Presentation on theme: "ASEXUAL REPRODUCTION AND SEXUAL REPRODUCTION In asexual reproduction, a new individual develops or grows from a single parent. There is no fusion of cells."— Presentation transcript:
ASEXUAL REPRODUCTION AND SEXUAL REPRODUCTION In asexual reproduction, a new individual develops or grows from a single parent. There is no fusion of cells from two different parents. The two modes of Reproduction
In sexual reproduction, new individuals are formed by the fusion of a male reproductive cell (male gamete) and a female reproductive cell (female gamete). This fusion is known as fertilization. SEXUAL REPRODUCTION
How about asexual reproduction? Since there is only one parent, the new individual would be identical in characteristics to the one parent which produced it. Can you think of advantages of sexual reproduction and advantages of asexual reproduction?
Asexual ReproductionSexual Reproduction Adult parent Detached portion of Parent New Adult Male gameteFemale gamete fertilization zygote New Adult
Plant parts : roots, stem, leaves, flowers and fruits. Reproductive Structures : –flowers and fruits Vegetative Structures: –roots, stem and leaves Some plants can reproduce both ways – reproductively as well as vegetatively. Reproductive vs Vegetative Structures
Two types : Natural Vegetative Propagation and Artificial Vegetative Propagation Natural Vegetative Propagation: –They are also flowering plants –But they can reproduce through underground storage organs e.g. rhizomes, bulbs, corms, tubers, roots –Or shoots e.g. runners, offsets, suckers Essentially, same principle : –These organs have a store of food. Shoots grow from these organs bearing leaves and flowers. In the process, food is withdrawn from the underground storage organ which shrivels. As the leaves manufacture food, food is transported to the buds which gradually swell to become new underground stems. Vegetative Reproduction
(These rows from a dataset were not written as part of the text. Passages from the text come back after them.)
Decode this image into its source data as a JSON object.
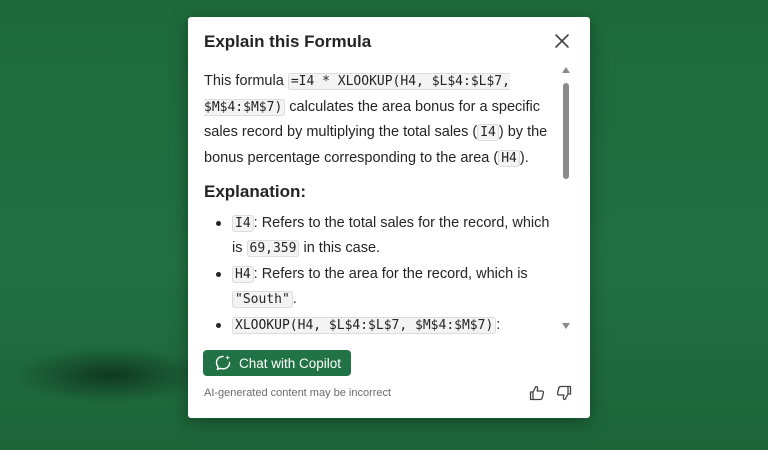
{
  "dialog": {
    "title": "Explain this Formula",
    "close_icon": "close-icon"
  },
  "content": {
    "intro_text_1": "This formula ",
    "formula_code": "=I4 * XLOOKUP(H4, $L$4:$L$7, $M$4:$M$7)",
    "intro_text_2": " calculates the area bonus for a specific sales record by multiplying the total sales (",
    "total_sales_ref": "I4",
    "intro_text_3": ") by the bonus percentage corresponding to the area (",
    "area_ref": "H4",
    "intro_text_4": ").",
    "section_title": "Explanation:",
    "bullets": [
      {
        "code": "I4",
        "text_1": ": Refers to the total sales for the record, which is ",
        "value_code": "69,359",
        "text_2": " in this case."
      },
      {
        "code": "H4",
        "text_1": ": Refers to the area for the record, which is ",
        "value_code": "\"South\"",
        "text_2": "."
      },
      {
        "code": "XLOOKUP(H4, $L$4:$L$7, $M$4:$M$7)",
        "text_1": ":"
      }
    ]
  },
  "footer": {
    "copilot_button_label": "Chat with Copilot",
    "copilot_icon": "copilot-chat-icon",
    "disclaimer": "AI-generated content may be incorrect",
    "thumbs_up_icon": "thumbs-up-icon",
    "thumbs_down_icon": "thumbs-down-icon"
  },
  "colors": {
    "background": "#1f6b3c",
    "accent": "#217346"
  }
}
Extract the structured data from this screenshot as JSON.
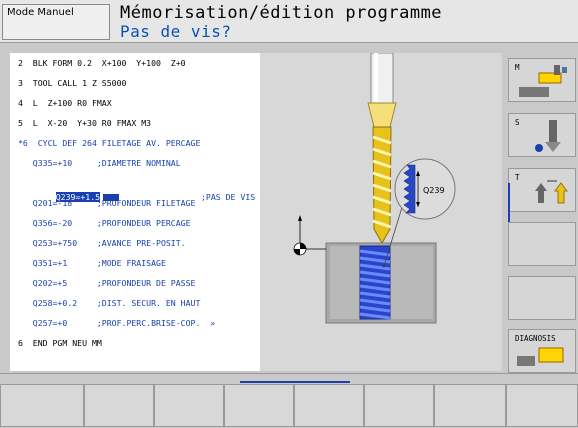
{
  "header": {
    "mode_label": "Mode Manuel",
    "title": "Mémorisation/édition programme",
    "subtitle": "Pas de vis?"
  },
  "program": {
    "lines": [
      "2  BLK FORM 0.2  X+100  Y+100  Z+0",
      "3  TOOL CALL 1 Z S5000",
      "4  L  Z+100 R0 FMAX",
      "5  L  X-20  Y+30 R0 FMAX M3",
      "*6  CYCL DEF 264 FILETAGE AV. PERCAGE",
      "   Q335=+10     ;DIAMETRE NOMINAL",
      "                ;PAS DE VIS",
      "   Q201=-18     ;PROFONDEUR FILETAGE",
      "   Q356=-20     ;PROFONDEUR PERCAGE",
      "   Q253=+750    ;AVANCE PRE-POSIT.",
      "   Q351=+1      ;MODE FRAISAGE",
      "   Q202=+5      ;PROFONDEUR DE PASSE",
      "   Q258=+0.2    ;DIST. SECUR. EN HAUT",
      "   Q257=+0      ;PROF.PERC.BRISE-COP.  »",
      "6  END PGM NEU MM"
    ],
    "highlight_value": "Q239=+1.5"
  },
  "graphic": {
    "callout_label": "Q239"
  },
  "softkeys_right": {
    "m_label": "M",
    "s_label": "S",
    "t_label": "T",
    "diagnosis_label": "DIAGNOSIS"
  },
  "colors": {
    "accent_blue": "#1a3fb0",
    "subtitle_blue": "#0a4fb6",
    "drill_yellow": "#e8c21a",
    "thread_blue": "#1e3fd0"
  }
}
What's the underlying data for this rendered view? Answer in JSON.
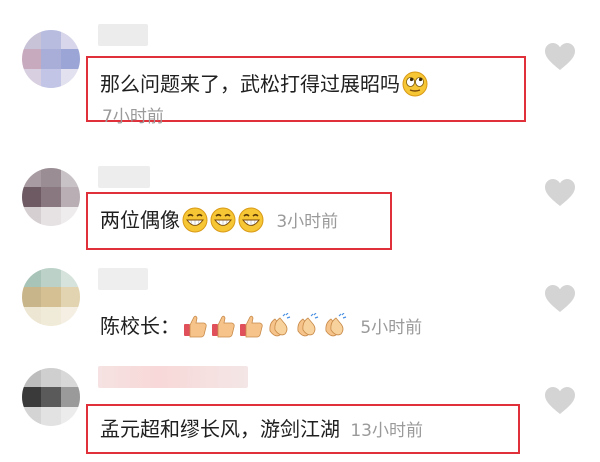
{
  "comments": [
    {
      "text": "那么问题来了，武松打得过展昭吗",
      "time": "7小时前",
      "emojis": [
        "rolling-eyes"
      ]
    },
    {
      "text": "两位偶像",
      "time": "3小时前",
      "emojis": [
        "grin",
        "grin",
        "grin"
      ]
    },
    {
      "text": "陈校长：",
      "time": "5小时前",
      "emojis": [
        "thumbs-up",
        "thumbs-up",
        "thumbs-up",
        "clap",
        "clap",
        "clap"
      ]
    },
    {
      "text": "孟元超和缪长风，游剑江湖",
      "time": "13小时前",
      "emojis": []
    }
  ],
  "colors": {
    "highlight": "#e0303a",
    "timestamp": "#9a9a9a",
    "heart": "#d4d4d4"
  }
}
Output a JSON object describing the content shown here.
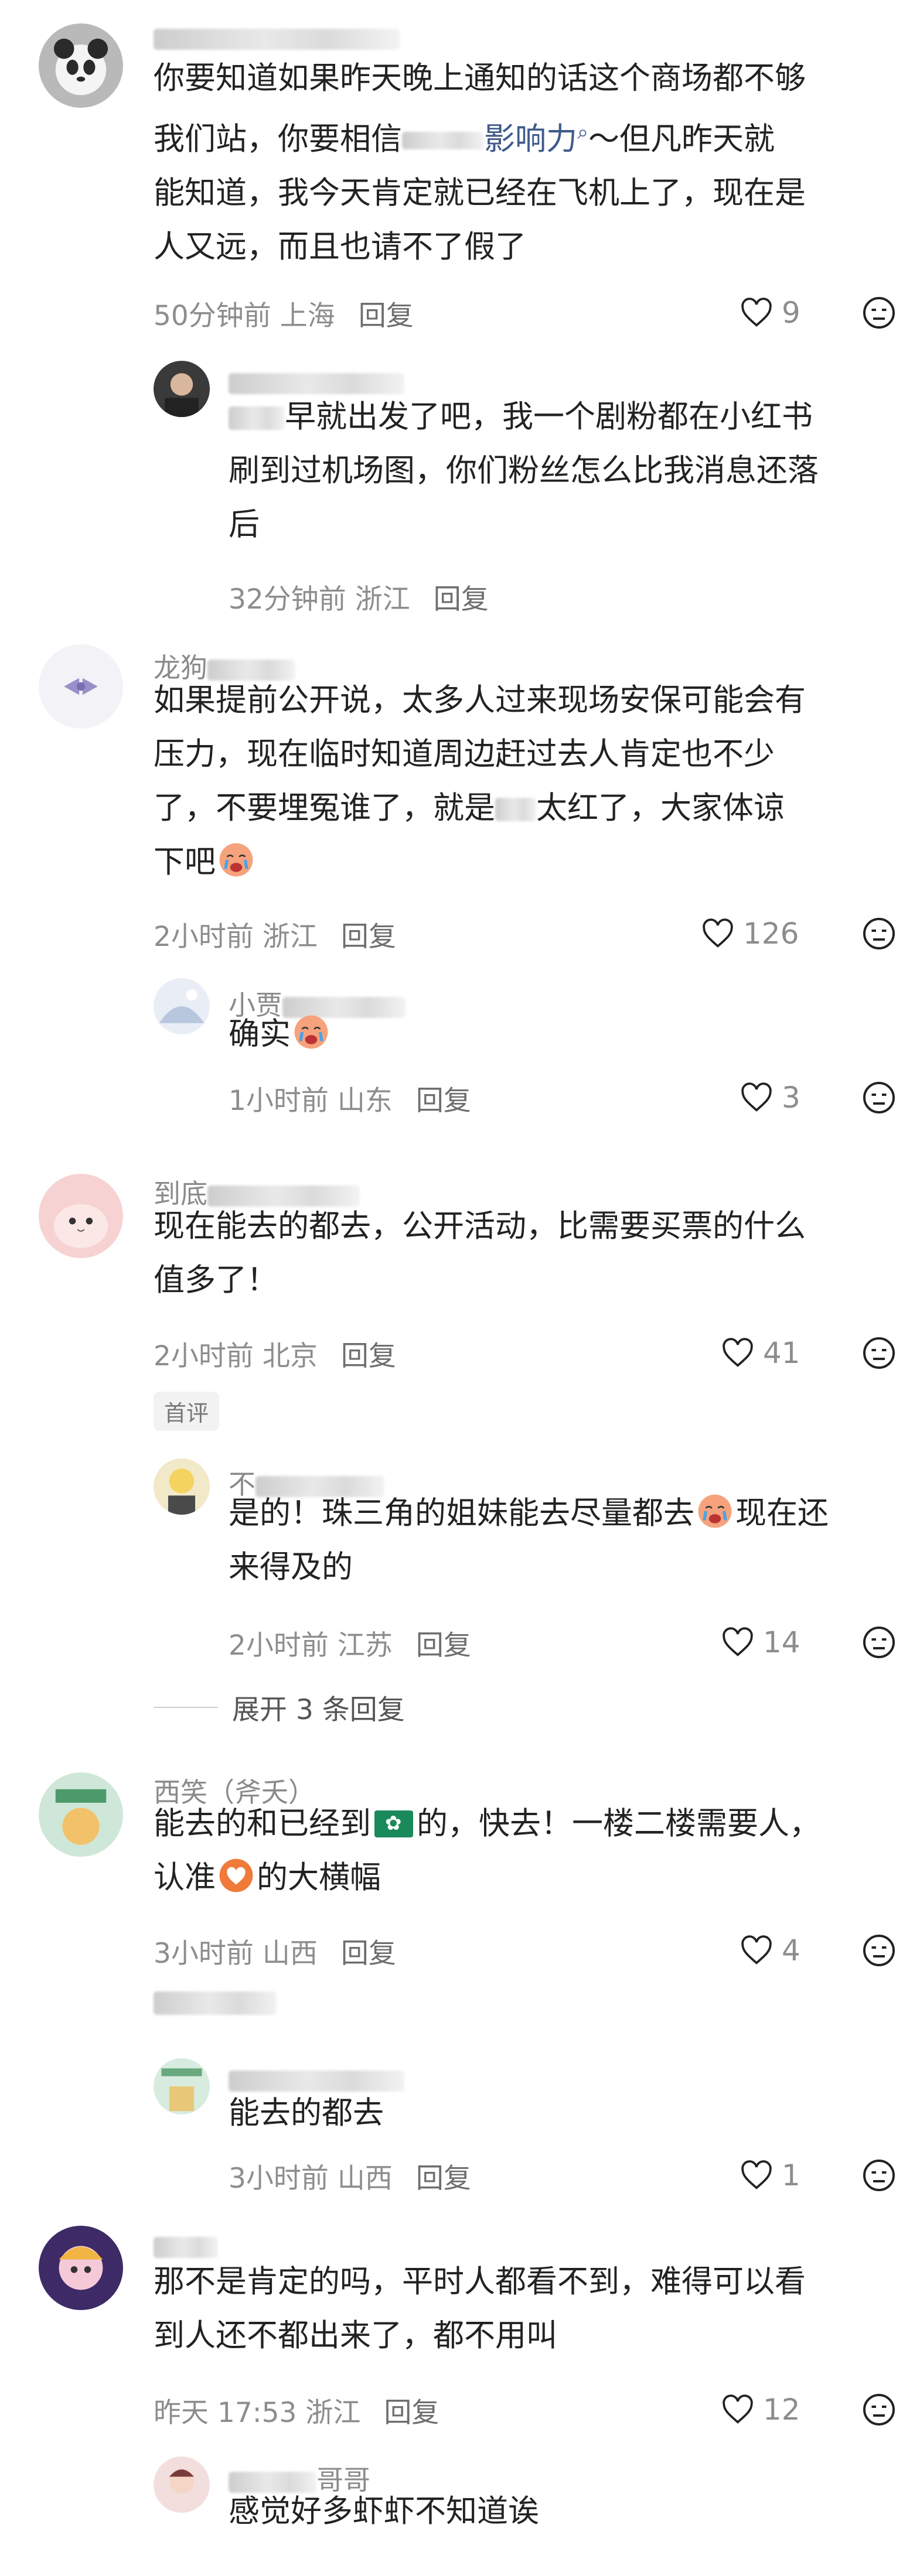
{
  "ui": {
    "reply_label": "回复",
    "first_review_badge": "首评"
  },
  "comments": [
    {
      "name": "倩芊桐呈竹",
      "lines": [
        "你要知道如果昨天晚上通知的话这个商场都不够",
        "我们站，你要相信",
        "影响力",
        "～但凡昨天就",
        "能知道，我今天肯定就已经在飞机上了，现在是",
        "人又远，而且也请不了假了"
      ],
      "time": "50分钟前",
      "location": "上海",
      "likes": "9"
    },
    {
      "name": "",
      "lines": [
        "早就出发了吧，我一个剧粉都在小红书",
        "刷到过机场图，你们粉丝怎么比我消息还落",
        "后"
      ],
      "time": "32分钟前",
      "location": "浙江"
    },
    {
      "name": "龙狗",
      "lines": [
        "如果提前公开说，太多人过来现场安保可能会有",
        "压力，现在临时知道周边赶过去人肯定也不少",
        "了，不要埋冤谁了，就是",
        "太红了，大家体谅",
        "下吧"
      ],
      "time": "2小时前",
      "location": "浙江",
      "likes": "126"
    },
    {
      "name": "小贾",
      "lines": [
        "确实"
      ],
      "time": "1小时前",
      "location": "山东",
      "likes": "3"
    },
    {
      "name": "到底",
      "lines": [
        "现在能去的都去，公开活动，比需要买票的什么",
        "值多了！"
      ],
      "time": "2小时前",
      "location": "北京",
      "likes": "41"
    },
    {
      "name": "不",
      "lines": [
        "是的！珠三角的姐妹能去尽量都去",
        "现在还",
        "来得及的"
      ],
      "time": "2小时前",
      "location": "江苏",
      "likes": "14",
      "expand": "展开 3 条回复"
    },
    {
      "name": "西笑（斧夭）",
      "lines": [
        "能去的和已经到",
        "的，快去！一楼二楼需要人，",
        "认准",
        "的大横幅"
      ],
      "time": "3小时前",
      "location": "山西",
      "likes": "4"
    },
    {
      "name": "",
      "lines": [
        "能去的都去"
      ],
      "time": "3小时前",
      "location": "山西",
      "likes": "1"
    },
    {
      "name": "",
      "lines": [
        "那不是肯定的吗，平时人都看不到，难得可以看",
        "到人还不都出来了，都不用叫"
      ],
      "time": "昨天 17:53",
      "location": "浙江",
      "likes": "12"
    },
    {
      "name": "哥哥",
      "lines": [
        "感觉好多虾虾不知道诶"
      ],
      "time": "",
      "location": ""
    }
  ]
}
Rhizomes (e.g. canna, lallang, ginger) –Stem that grows horizontally above or below surface of soil Natural Vegetative Reproduction
Corms (e.g. water chestnut, cocoyam,) –Thick, short underground stem swollen with food reserves. –Protected by dry scale leaves –New corms grow on top of old corms Natural Vegetative Reproduction
Bulbs (e.g. onion) –Flattened, disc-like stem with closely set nodes bearing fleshy scale leaves surrounded by some dry scale leaves. –Buds are in the axils of the fleshy scale leaves. Natural Vegetative Reproduction
Tubers (e.g. potato) –Swollen underground stem bearing a number of scale leaves. Natural Vegetative Reproduction
Offsets (e.g. water hyacinth and water lettuce) –Like runners but shorter and thicker Natural Vegetative Reproduction
Suckers (e.g. pineapple, banana, chrysanthemum) –A shoot arising either from the underground portion of the stem or from an adventitious bud on the root. Natural Vegetative Reproduction
Advantages and Disadvantages of Natural Vegetative Propagation Advantages –No need external agencies e.g. insects, wind etc –Food is usually present in the vegetative structures, a rapid development of buds into daughter plants can take place. –New plants resemble parent plant in every way. –Involves only one parent Disadvantages –Lack of dispersal mechanism may lead to overcrowding. –New plants are less varied –New plants may be less adaptable to changes in environmental condition.